You'd have to articulate a multi-person control over large pools of the "cold" bitcoins to really deter this kind of attack. This security should be implemented in such a way that people can't easily defeat it, even over time. That's a hard problem in a rapidly growing organization.
Strong audit systems to catch this after the fact, combined with preventive controls to minimize the actual scale of an exploit, is fine. I have zero concerns with a loss of less than $5mm or so at Coinbase; the equity value of the company would cover it.
Having their bank / storage require a fixed notice period before allowing access to the offline funds - like a time lock - would also make it harder to steal the offline funds.
Not knowing their stack outside of the guessed Ruby/Rails, I'd guess the weakest point lies around code deployment.
Chrome latest build
Security is not only protection from being hacked, but protection form loss.
If Bitcoin is to survive political, economic, and environmental turmoil, shouldn't we worry about our coins being stored with such potentially fragile recovery plans?
"Wallets (and private keys) are stored using AES-256 encryption."
Are individual users wallets stored with a key derived from the users password? Or, rather, could you act, under coercion say, to transfer my funds without my password? (i.e. in a "bank robbery" situation)
I'd suggest to be secure minus bragging part about it.
I believe "offline wallets" require only the (relatively) short keypair to be stored, which would make this a practical solution.

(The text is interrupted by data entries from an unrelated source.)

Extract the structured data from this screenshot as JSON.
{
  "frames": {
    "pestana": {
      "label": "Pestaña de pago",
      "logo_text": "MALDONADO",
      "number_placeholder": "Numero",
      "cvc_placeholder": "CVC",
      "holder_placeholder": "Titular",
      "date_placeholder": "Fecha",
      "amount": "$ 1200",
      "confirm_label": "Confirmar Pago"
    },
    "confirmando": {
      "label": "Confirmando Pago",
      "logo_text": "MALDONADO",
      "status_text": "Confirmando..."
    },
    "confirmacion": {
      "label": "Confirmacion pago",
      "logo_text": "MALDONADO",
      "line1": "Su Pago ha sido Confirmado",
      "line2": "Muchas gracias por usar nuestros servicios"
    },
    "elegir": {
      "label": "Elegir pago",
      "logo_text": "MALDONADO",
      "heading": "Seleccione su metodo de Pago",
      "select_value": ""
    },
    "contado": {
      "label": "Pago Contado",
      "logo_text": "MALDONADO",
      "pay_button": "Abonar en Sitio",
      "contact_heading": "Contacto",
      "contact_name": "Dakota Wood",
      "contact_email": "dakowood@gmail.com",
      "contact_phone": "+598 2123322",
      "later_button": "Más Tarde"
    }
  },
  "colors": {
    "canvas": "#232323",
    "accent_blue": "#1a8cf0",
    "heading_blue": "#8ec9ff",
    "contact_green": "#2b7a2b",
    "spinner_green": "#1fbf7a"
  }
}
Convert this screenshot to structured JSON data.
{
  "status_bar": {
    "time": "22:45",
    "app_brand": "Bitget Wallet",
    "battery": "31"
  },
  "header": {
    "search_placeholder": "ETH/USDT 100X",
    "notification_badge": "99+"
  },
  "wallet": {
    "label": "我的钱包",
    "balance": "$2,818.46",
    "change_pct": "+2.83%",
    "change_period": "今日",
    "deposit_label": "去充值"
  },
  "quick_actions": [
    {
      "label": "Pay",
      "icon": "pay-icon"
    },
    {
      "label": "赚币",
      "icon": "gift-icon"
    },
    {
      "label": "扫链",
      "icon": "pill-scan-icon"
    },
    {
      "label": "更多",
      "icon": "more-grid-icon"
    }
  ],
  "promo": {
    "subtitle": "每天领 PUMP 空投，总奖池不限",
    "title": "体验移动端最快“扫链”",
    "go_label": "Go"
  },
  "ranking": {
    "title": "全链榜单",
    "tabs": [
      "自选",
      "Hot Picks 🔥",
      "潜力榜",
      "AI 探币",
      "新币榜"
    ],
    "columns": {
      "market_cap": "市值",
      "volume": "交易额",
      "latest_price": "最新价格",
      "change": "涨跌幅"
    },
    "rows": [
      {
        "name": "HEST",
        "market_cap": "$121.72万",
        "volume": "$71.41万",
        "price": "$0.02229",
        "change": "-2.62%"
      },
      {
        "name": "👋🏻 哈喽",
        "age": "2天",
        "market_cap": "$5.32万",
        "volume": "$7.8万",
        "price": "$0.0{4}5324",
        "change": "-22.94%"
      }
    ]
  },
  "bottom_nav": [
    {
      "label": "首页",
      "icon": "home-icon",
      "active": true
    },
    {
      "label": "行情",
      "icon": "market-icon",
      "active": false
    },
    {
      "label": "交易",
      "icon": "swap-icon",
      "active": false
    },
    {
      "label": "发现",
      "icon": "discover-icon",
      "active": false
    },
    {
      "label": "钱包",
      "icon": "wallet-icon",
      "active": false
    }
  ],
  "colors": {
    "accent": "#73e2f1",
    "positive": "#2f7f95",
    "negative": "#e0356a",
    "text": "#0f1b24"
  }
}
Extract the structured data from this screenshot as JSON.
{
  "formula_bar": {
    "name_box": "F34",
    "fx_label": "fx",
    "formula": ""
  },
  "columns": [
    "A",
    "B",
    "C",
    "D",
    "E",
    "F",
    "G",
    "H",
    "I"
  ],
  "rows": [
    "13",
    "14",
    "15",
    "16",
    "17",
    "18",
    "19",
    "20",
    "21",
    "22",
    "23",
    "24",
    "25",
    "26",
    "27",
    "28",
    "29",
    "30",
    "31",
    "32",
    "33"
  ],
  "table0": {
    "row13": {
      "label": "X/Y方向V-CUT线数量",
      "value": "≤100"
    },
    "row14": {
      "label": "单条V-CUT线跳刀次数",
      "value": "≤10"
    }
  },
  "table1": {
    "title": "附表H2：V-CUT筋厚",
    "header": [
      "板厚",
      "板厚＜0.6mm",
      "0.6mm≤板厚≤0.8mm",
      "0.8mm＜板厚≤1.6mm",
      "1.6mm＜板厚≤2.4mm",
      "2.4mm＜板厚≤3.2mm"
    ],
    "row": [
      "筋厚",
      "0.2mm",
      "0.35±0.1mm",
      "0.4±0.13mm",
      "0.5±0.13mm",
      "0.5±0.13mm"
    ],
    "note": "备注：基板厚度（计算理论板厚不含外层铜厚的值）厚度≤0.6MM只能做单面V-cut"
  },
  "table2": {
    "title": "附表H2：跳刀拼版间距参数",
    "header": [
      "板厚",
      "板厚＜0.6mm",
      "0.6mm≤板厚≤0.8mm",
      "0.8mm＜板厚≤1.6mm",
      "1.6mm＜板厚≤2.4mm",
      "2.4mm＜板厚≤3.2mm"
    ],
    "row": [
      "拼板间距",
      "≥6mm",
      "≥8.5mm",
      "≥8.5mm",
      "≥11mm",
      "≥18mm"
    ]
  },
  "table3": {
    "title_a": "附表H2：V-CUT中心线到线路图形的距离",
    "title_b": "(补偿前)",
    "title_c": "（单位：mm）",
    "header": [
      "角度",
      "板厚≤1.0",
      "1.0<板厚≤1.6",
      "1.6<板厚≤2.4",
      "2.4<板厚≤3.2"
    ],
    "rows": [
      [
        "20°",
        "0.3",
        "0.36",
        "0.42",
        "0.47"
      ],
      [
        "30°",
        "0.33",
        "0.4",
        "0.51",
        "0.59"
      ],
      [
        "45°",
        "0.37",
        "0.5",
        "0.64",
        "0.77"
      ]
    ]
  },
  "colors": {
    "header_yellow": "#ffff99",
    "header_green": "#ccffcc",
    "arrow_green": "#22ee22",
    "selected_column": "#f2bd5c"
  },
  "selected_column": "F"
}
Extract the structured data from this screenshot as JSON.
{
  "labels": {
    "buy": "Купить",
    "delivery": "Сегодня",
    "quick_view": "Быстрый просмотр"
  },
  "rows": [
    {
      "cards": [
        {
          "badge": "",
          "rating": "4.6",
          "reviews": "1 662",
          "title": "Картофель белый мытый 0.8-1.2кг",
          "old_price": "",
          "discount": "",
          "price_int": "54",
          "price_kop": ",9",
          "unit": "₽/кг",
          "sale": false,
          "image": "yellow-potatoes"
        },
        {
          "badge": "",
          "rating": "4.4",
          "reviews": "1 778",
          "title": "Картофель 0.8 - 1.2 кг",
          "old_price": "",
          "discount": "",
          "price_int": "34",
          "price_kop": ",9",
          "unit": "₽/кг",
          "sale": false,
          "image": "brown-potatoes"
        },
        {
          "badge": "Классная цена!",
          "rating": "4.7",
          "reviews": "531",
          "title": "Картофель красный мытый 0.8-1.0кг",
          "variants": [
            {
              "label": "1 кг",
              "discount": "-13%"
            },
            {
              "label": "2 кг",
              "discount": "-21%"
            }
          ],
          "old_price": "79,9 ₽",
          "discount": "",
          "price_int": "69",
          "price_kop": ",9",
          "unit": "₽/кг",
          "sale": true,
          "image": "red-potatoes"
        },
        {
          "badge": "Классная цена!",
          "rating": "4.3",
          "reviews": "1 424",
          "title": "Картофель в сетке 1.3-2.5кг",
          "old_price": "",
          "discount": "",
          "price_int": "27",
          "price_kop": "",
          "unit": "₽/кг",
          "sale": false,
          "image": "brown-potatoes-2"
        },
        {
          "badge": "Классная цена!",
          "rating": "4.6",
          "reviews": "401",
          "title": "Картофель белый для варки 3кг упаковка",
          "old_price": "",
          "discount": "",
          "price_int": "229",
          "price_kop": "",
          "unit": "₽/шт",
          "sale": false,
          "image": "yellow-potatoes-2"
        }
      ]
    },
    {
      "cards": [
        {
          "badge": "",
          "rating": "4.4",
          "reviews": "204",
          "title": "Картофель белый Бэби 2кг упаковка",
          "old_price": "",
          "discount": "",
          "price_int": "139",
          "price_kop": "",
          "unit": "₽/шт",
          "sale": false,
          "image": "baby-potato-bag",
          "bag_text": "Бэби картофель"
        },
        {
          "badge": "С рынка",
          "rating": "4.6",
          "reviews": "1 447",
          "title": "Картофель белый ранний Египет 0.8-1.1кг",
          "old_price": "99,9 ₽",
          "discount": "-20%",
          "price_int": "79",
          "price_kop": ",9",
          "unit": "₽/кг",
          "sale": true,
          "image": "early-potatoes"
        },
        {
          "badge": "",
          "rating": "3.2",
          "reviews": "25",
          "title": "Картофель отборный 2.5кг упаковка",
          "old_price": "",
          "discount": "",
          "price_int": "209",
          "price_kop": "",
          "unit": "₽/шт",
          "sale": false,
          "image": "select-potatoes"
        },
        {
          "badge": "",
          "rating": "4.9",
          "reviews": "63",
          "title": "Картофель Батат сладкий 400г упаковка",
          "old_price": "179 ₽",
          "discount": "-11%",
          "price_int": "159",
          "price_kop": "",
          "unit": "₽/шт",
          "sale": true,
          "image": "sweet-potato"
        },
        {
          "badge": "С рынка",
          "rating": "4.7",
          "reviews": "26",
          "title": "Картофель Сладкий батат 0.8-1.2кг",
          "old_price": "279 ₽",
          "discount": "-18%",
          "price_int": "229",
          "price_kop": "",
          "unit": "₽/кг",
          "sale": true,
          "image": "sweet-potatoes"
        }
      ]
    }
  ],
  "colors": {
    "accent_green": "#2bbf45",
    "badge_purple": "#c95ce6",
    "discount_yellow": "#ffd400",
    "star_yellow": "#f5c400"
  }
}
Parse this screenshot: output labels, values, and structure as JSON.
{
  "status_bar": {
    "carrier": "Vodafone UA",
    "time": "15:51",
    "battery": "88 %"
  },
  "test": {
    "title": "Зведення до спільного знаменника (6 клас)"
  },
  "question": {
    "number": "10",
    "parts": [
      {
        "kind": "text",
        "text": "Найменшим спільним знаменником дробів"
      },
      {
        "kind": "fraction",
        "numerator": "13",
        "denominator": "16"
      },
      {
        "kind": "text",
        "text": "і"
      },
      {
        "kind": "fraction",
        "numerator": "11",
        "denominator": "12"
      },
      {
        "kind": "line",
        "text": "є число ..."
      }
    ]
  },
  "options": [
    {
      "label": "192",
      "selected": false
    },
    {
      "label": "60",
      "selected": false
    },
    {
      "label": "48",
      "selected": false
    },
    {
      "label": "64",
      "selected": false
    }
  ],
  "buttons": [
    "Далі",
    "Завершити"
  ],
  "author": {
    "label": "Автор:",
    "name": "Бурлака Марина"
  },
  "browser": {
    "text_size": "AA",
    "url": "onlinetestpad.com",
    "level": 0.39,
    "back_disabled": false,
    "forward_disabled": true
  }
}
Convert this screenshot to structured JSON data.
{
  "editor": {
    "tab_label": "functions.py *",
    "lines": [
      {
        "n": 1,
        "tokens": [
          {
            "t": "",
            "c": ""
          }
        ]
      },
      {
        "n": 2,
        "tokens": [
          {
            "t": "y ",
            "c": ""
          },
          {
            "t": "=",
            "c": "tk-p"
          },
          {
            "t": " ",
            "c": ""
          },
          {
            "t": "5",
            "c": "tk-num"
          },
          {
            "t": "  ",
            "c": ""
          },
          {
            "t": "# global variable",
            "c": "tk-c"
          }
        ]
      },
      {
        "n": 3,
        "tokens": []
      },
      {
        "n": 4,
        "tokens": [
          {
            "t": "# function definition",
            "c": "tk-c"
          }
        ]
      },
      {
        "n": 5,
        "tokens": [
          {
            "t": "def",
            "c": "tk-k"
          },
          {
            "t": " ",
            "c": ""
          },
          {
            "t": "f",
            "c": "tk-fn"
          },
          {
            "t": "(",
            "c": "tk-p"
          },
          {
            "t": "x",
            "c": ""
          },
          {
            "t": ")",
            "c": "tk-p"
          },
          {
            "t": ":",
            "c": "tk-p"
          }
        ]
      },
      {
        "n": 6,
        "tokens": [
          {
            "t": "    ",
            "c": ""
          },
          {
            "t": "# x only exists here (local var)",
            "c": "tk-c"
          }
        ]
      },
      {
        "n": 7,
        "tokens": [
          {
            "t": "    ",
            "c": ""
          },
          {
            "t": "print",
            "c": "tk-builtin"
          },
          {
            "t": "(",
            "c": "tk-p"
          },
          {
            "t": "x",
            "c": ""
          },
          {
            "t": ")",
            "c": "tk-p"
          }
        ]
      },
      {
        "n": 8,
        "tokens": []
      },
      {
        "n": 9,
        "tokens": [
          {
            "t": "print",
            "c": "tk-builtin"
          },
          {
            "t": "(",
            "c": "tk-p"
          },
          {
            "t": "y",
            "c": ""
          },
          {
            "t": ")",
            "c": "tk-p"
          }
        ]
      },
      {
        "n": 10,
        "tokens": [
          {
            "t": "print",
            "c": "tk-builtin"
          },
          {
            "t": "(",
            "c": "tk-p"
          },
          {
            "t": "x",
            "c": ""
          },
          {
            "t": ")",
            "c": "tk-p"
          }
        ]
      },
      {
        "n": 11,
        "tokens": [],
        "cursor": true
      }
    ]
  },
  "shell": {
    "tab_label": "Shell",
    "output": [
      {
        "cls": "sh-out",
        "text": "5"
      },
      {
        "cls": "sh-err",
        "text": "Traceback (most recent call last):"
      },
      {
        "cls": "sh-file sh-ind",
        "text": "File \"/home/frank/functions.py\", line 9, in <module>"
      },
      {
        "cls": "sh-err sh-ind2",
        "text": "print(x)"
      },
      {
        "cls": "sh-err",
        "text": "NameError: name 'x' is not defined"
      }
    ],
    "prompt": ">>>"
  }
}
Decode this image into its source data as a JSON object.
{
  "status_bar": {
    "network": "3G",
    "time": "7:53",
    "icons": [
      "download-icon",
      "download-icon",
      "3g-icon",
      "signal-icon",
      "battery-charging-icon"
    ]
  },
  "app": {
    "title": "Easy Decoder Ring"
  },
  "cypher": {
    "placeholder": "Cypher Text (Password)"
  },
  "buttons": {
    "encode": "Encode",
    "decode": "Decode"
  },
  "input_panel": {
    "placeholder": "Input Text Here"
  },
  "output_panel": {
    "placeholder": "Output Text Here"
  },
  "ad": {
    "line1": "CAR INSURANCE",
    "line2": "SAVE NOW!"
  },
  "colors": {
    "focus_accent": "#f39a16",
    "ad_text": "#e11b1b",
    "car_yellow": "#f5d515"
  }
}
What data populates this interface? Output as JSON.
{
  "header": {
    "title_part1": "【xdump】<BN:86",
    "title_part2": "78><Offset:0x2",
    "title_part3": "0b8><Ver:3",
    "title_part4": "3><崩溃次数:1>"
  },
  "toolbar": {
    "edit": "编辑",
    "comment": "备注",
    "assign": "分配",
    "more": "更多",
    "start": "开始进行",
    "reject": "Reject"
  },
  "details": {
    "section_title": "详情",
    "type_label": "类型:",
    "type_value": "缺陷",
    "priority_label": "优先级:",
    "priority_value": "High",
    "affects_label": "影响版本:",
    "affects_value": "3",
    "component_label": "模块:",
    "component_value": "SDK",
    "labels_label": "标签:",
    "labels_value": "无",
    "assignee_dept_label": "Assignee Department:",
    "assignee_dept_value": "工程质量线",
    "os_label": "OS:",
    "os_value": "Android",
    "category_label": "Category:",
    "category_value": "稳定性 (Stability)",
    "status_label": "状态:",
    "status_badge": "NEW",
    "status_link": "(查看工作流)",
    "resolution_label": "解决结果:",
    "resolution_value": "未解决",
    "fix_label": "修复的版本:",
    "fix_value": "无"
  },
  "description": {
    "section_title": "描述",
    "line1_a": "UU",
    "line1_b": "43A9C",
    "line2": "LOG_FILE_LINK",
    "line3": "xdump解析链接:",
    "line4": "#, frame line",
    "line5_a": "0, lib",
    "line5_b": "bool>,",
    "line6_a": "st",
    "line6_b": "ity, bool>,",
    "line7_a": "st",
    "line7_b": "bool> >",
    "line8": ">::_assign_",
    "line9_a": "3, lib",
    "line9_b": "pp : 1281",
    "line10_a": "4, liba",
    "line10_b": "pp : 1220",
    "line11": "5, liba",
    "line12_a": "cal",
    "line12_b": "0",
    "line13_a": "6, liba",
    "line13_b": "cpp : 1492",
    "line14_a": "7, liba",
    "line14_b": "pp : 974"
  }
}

If they're using much fewer wallets, or are confident that the paper would be last-ditch restore only, they could print (semi-)human-readable data in an OCR optimised font, to give them some chance of recovering from otherwise corrupted media. I'd put more trust in the automated bitmapping with sufficient redundancy & forward-error correction, but wouldn't discount extra semi-manual methods for any high-value wallets.
Sounds like what happens in Rails 4
Definitely going to add it to my list of inspirations when designing.
Having the text all across the page did not make the information very accessible to me.
And going from the huge light-blue banner to the gray and white was actually rather jarring. It took me a minute to decide I had to scroll down to the text rather than clicking a "next" button or something.
And icons looked nice but like most icons were more eye-pleasing than actually communicative.
I'm surprised some people find it beautiful but I'll file it under "once interface design made computers (barely) usable, designers decided they had to make them unusable again (but now beautiful)". It's the world of "satisficing".
I don't know if I've been elated by a website lately but I'm a bit doubtful I'd even want to be. Mostly I want the useful information to go down easy without excess eye-strain and only then do I notice beauty (and naturally I prefer the understated version of beauty).
Wikipedia and hn are two of many examples of sites that are easy to read (though the text on hn is rather small, it's right for it's purpose since it makes threading easy).
I do have wall paper of great art if want to be inspired or elated but mostly I chose "real life" activities for my elation.